START Excerpted records

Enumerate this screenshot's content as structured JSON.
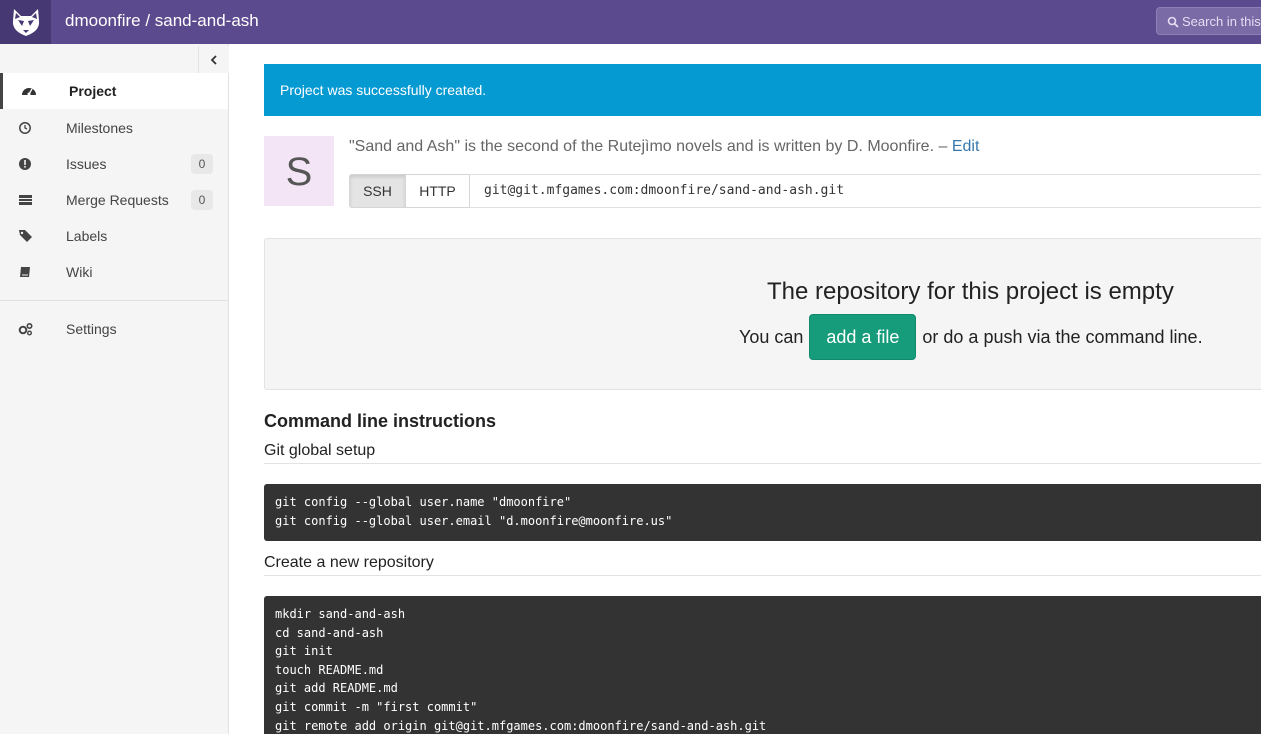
{
  "header": {
    "title": "dmoonfire / sand-and-ash",
    "search_placeholder": "Search in this",
    "logo_icon": "gitlab-fox-logo",
    "search_icon": "search-icon"
  },
  "sidebar": {
    "collapse_icon": "chevron-left-icon",
    "items": [
      {
        "label": "Project",
        "icon": "dashboard-icon",
        "active": true
      },
      {
        "label": "Milestones",
        "icon": "clock-icon"
      },
      {
        "label": "Issues",
        "icon": "exclamation-circle-icon",
        "count": "0"
      },
      {
        "label": "Merge Requests",
        "icon": "list-icon",
        "count": "0"
      },
      {
        "label": "Labels",
        "icon": "tags-icon"
      },
      {
        "label": "Wiki",
        "icon": "book-icon"
      },
      {
        "label": "Settings",
        "icon": "cogs-icon"
      }
    ]
  },
  "flash": {
    "message": "Project was successfully created."
  },
  "project": {
    "avatar_letter": "S",
    "description": "\"Sand and Ash\" is the second of the Rutejìmo novels and is written by D. Moonfire. –",
    "edit_label": "Edit",
    "clone": {
      "ssh_label": "SSH",
      "http_label": "HTTP",
      "url": "git@git.mfgames.com:dmoonfire/sand-and-ash.git"
    }
  },
  "empty_repo": {
    "title": "The repository for this project is empty",
    "prefix": "You can",
    "add_file_label": "add a file",
    "suffix": "or do a push via the command line."
  },
  "instructions": {
    "title": "Command line instructions",
    "sections": [
      {
        "title": "Git global setup",
        "lines": [
          "git config --global user.name \"dmoonfire\"",
          "git config --global user.email \"d.moonfire@moonfire.us\""
        ]
      },
      {
        "title": "Create a new repository",
        "lines": [
          "mkdir sand-and-ash",
          "cd sand-and-ash",
          "git init",
          "touch README.md",
          "git add README.md",
          "git commit -m \"first commit\"",
          "git remote add origin git@git.mfgames.com:dmoonfire/sand-and-ash.git"
        ]
      }
    ]
  },
  "colors": {
    "header": "#5c4a8e",
    "logo_bg": "#463973",
    "flash": "#069ad3",
    "add_file_button": "#169c7b",
    "code_bg": "#333333"
  }
}
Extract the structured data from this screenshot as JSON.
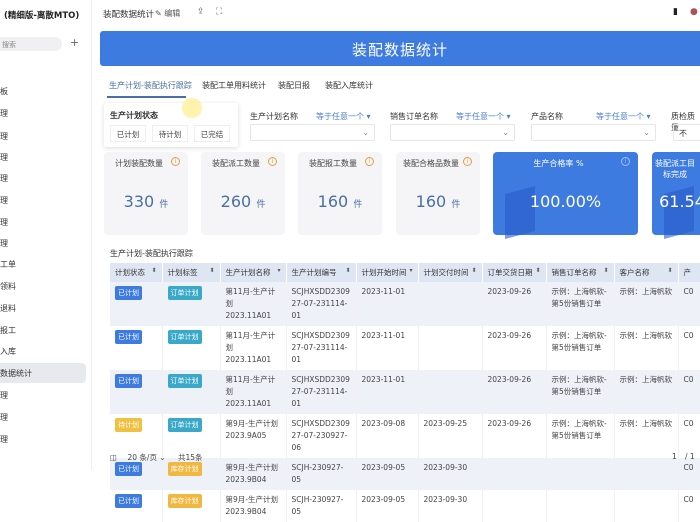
{
  "app": {
    "title": "(精细版-离散MTO)",
    "search_placeholder": "搜索",
    "add": "+"
  },
  "sidebar": {
    "items": [
      {
        "label": "板"
      },
      {
        "label": "理"
      },
      {
        "label": "理"
      },
      {
        "label": "理"
      },
      {
        "label": "理"
      },
      {
        "label": "理"
      },
      {
        "label": "理"
      },
      {
        "label": "理"
      },
      {
        "label": "工单"
      },
      {
        "label": "领料"
      },
      {
        "label": "退料"
      },
      {
        "label": "报工"
      },
      {
        "label": "入库"
      },
      {
        "label": "数据统计",
        "selected": true
      },
      {
        "label": "理"
      },
      {
        "label": "理"
      },
      {
        "label": "理"
      }
    ]
  },
  "topbar": {
    "page_name": "装配数据统计",
    "edit": "编辑",
    "icons": [
      "share-icon",
      "fullscreen-icon",
      "sidebar-toggle-icon",
      "avatar"
    ]
  },
  "banner": {
    "title": "装配数据统计"
  },
  "tabs": [
    {
      "label": "生产计划-装配执行跟踪",
      "active": true
    },
    {
      "label": "装配工单用料统计"
    },
    {
      "label": "装配日报"
    },
    {
      "label": "装配入库统计"
    }
  ],
  "status_filter": {
    "title": "生产计划状态",
    "options": [
      "已计划",
      "待计划",
      "已完结"
    ]
  },
  "filters": [
    {
      "label": "生产计划名称",
      "op": "等于任意一个"
    },
    {
      "label": "销售订单名称",
      "op": "等于任意一个"
    },
    {
      "label": "产品名称",
      "op": "等于任意一个"
    },
    {
      "label": "质检质量",
      "value": "不"
    }
  ],
  "cards": [
    {
      "title": "计划装配数量",
      "value": "330",
      "unit": "件"
    },
    {
      "title": "装配派工数量",
      "value": "260",
      "unit": "件"
    },
    {
      "title": "装配报工数量",
      "value": "160",
      "unit": "件"
    },
    {
      "title": "装配合格品数量",
      "value": "160",
      "unit": "件"
    },
    {
      "title": "生产合格率 %",
      "value": "100.00%"
    },
    {
      "title": "装配派工目标完成",
      "value": "61.54"
    }
  ],
  "table": {
    "title": "生产计划-装配执行跟踪",
    "columns": [
      "计划状态",
      "计划标签",
      "生产计划名称",
      "生产计划编号",
      "计划开始时间",
      "计划交付时间",
      "订单交货日期",
      "销售订单名称",
      "客户名称",
      "产"
    ],
    "rows": [
      {
        "status": "已计划",
        "tag": "订单计划",
        "name": "第11月-生产计划 2023.11A01",
        "code": "SCJHXSDD2309 27-07-231114-01",
        "start": "2023-11-01",
        "deliver": "",
        "order_date": "2023-09-26",
        "so": "示例：上海帆软-第5份销售订单",
        "customer": "示例：上海帆软",
        "p": "C0"
      },
      {
        "status": "已计划",
        "tag": "订单计划",
        "name": "第11月-生产计划 2023.11A01",
        "code": "SCJHXSDD2309 27-07-231114-01",
        "start": "2023-11-01",
        "deliver": "",
        "order_date": "2023-09-26",
        "so": "示例：上海帆软-第5份销售订单",
        "customer": "示例：上海帆软",
        "p": "C0"
      },
      {
        "status": "已计划",
        "tag": "订单计划",
        "name": "第11月-生产计划 2023.11A01",
        "code": "SCJHXSDD2309 27-07-231114-01",
        "start": "2023-11-01",
        "deliver": "",
        "order_date": "2023-09-26",
        "so": "示例：上海帆软-第5份销售订单",
        "customer": "示例：上海帆软",
        "p": "C0"
      },
      {
        "status": "待计划",
        "tag": "订单计划",
        "name": "第9月-生产计划 2023.9A05",
        "code": "SCJHXSDD2309 27-07-230927-06",
        "start": "2023-09-08",
        "deliver": "2023-09-25",
        "order_date": "2023-09-26",
        "so": "示例：上海帆软-第5份销售订单",
        "customer": "示例：上海帆软",
        "p": "C0"
      },
      {
        "status": "已计划",
        "tag": "库存计划",
        "name": "第9月-生产计划 2023.9B04",
        "code": "SCJH-230927-05",
        "start": "2023-09-05",
        "deliver": "2023-09-30",
        "order_date": "",
        "so": "",
        "customer": "",
        "p": "C0"
      },
      {
        "status": "已计划",
        "tag": "库存计划",
        "name": "第9月-生产计划 2023.9B04",
        "code": "SCJH-230927-05",
        "start": "2023-09-05",
        "deliver": "2023-09-30",
        "order_date": "",
        "so": "",
        "customer": "",
        "p": "C0"
      }
    ]
  },
  "pager": {
    "page_size": "20 条/页",
    "total": "共15条",
    "page": "1",
    "pages": "/ 1"
  },
  "colors": {
    "brand": "#3d7be0",
    "planned": "#3d7be0",
    "pending": "#f0c040",
    "order_tag": "#3aa8c8",
    "stock_tag": "#f0b840"
  }
}
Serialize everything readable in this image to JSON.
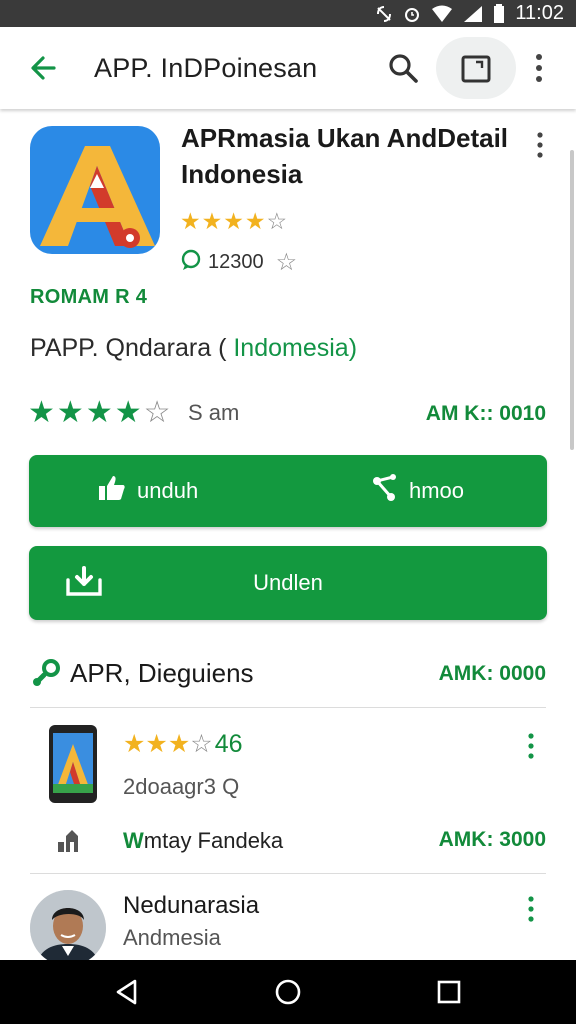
{
  "status_bar": {
    "time": "11:02"
  },
  "app_bar": {
    "title": "APP. InDPoinesan"
  },
  "app": {
    "name": "APRmasia Ukan AndDetail Indonesia",
    "rating_stars": 4,
    "downloads": "12300",
    "developer": "ROMAM R 4",
    "subtitle_prefix": "PAPP. Qndarara (",
    "subtitle_highlight": "Indomesia)",
    "user_rating_stars": 4,
    "rating_text": "S am",
    "meta": "AM K:: 0010"
  },
  "buttons": {
    "primary_left": "unduh",
    "primary_right": "hmoo",
    "secondary": "Undlen"
  },
  "section": {
    "title": "APR, Dieguiens",
    "meta": "AMK: 0000"
  },
  "items": [
    {
      "rating_stars": 3,
      "rating_value": "46",
      "sub": "2doaagr3 Q",
      "label_bold": "W",
      "label_rest": "mtay Fandeka",
      "meta": "AMK: 3000"
    },
    {
      "name": "Nedunarasia",
      "sub": "Andmesia"
    }
  ],
  "colors": {
    "accent": "#13993f",
    "star": "#f2b21f",
    "status_bar": "#3a3a3a"
  }
}
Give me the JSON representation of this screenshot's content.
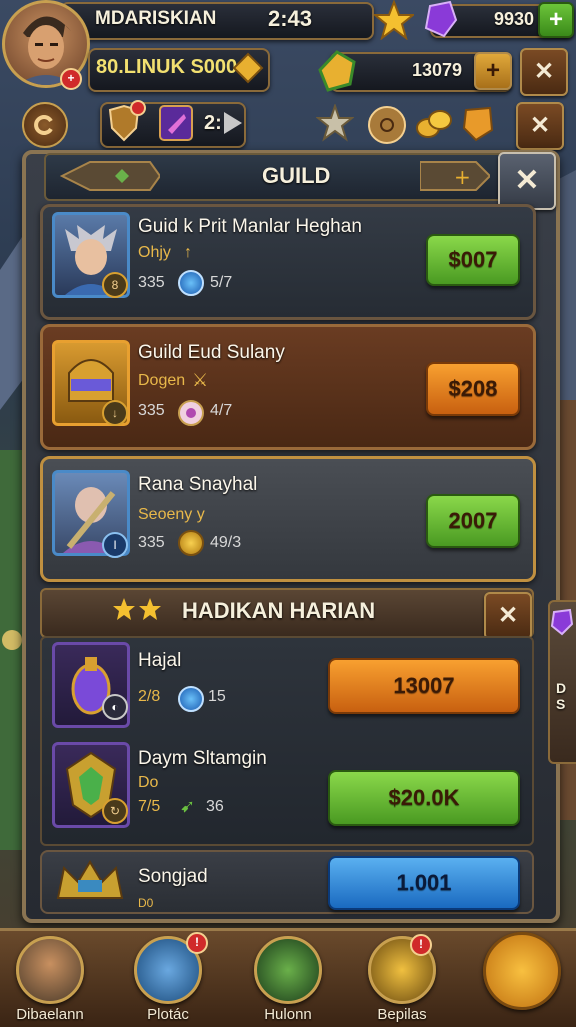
{
  "player": {
    "name": "MDARISKIAN",
    "time": "2:43",
    "gold_line": "80.LINUK S000"
  },
  "currencies": {
    "gems": "9930",
    "gold": "13079",
    "counter": "2:"
  },
  "guild_panel": {
    "title": "GUILD",
    "members": [
      {
        "name": "Guid k Prit Manlar Heghan",
        "role": "Ohjy",
        "role_mark": "↑",
        "level": "335",
        "stat": "5/7",
        "button": "$007"
      },
      {
        "name": "Guild Eud Sulany",
        "role": "Dogen",
        "level": "335",
        "stat": "4/7",
        "button": "$208"
      },
      {
        "name": "Rana Snayhal",
        "role": "Seoeny y",
        "level": "335",
        "stat": "49/3",
        "button": "2007"
      }
    ]
  },
  "daily_panel": {
    "title": "HADIKAN HARIAN",
    "items": [
      {
        "name": "Hajal",
        "level": "2/8",
        "stat": "15",
        "button": "13007"
      },
      {
        "name": "Daym Sltamgin",
        "role": "Do",
        "level": "7/5",
        "stat": "36",
        "button": "$20.0K"
      },
      {
        "name": "Songjad",
        "role": "D0",
        "button": "1.001"
      }
    ]
  },
  "side_tab": {
    "label": "D S"
  },
  "bottom_nav": [
    {
      "label": "Dibaelann",
      "badge": ""
    },
    {
      "label": "Plotác",
      "badge": "!"
    },
    {
      "label": "Hulonn",
      "badge": ""
    },
    {
      "label": "Bepilas",
      "badge": "!"
    },
    {
      "label": ""
    }
  ],
  "colors": {
    "accent_gold": "#c8a050",
    "button_green": "#6cc43a",
    "button_orange": "#f08a20",
    "button_blue": "#3a90e0",
    "panel_border": "#8a7452"
  }
}
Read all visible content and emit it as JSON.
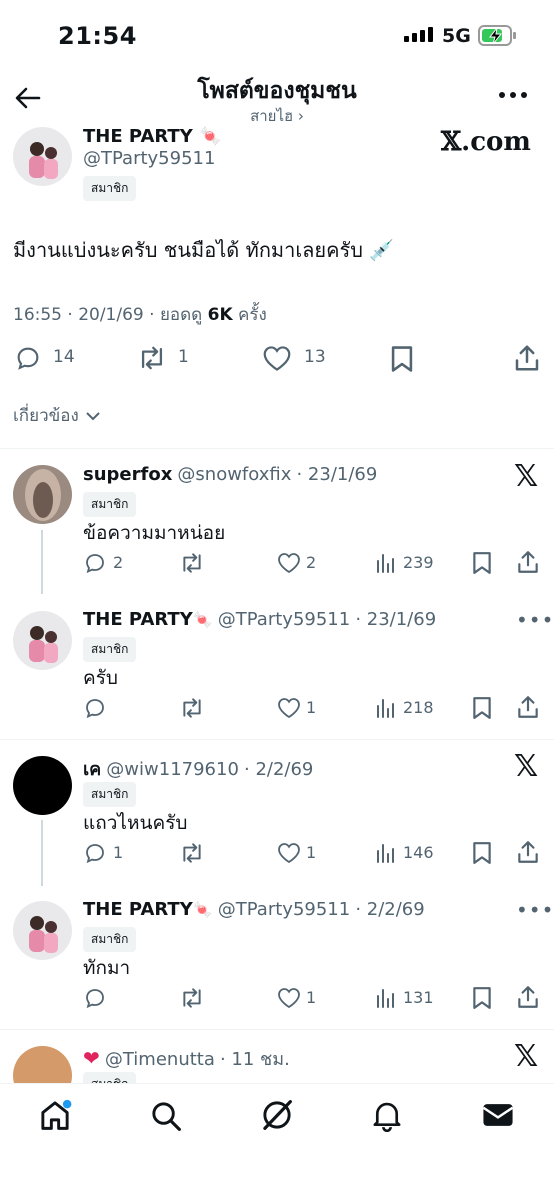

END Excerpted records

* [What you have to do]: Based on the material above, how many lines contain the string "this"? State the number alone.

* [Written answer]: 6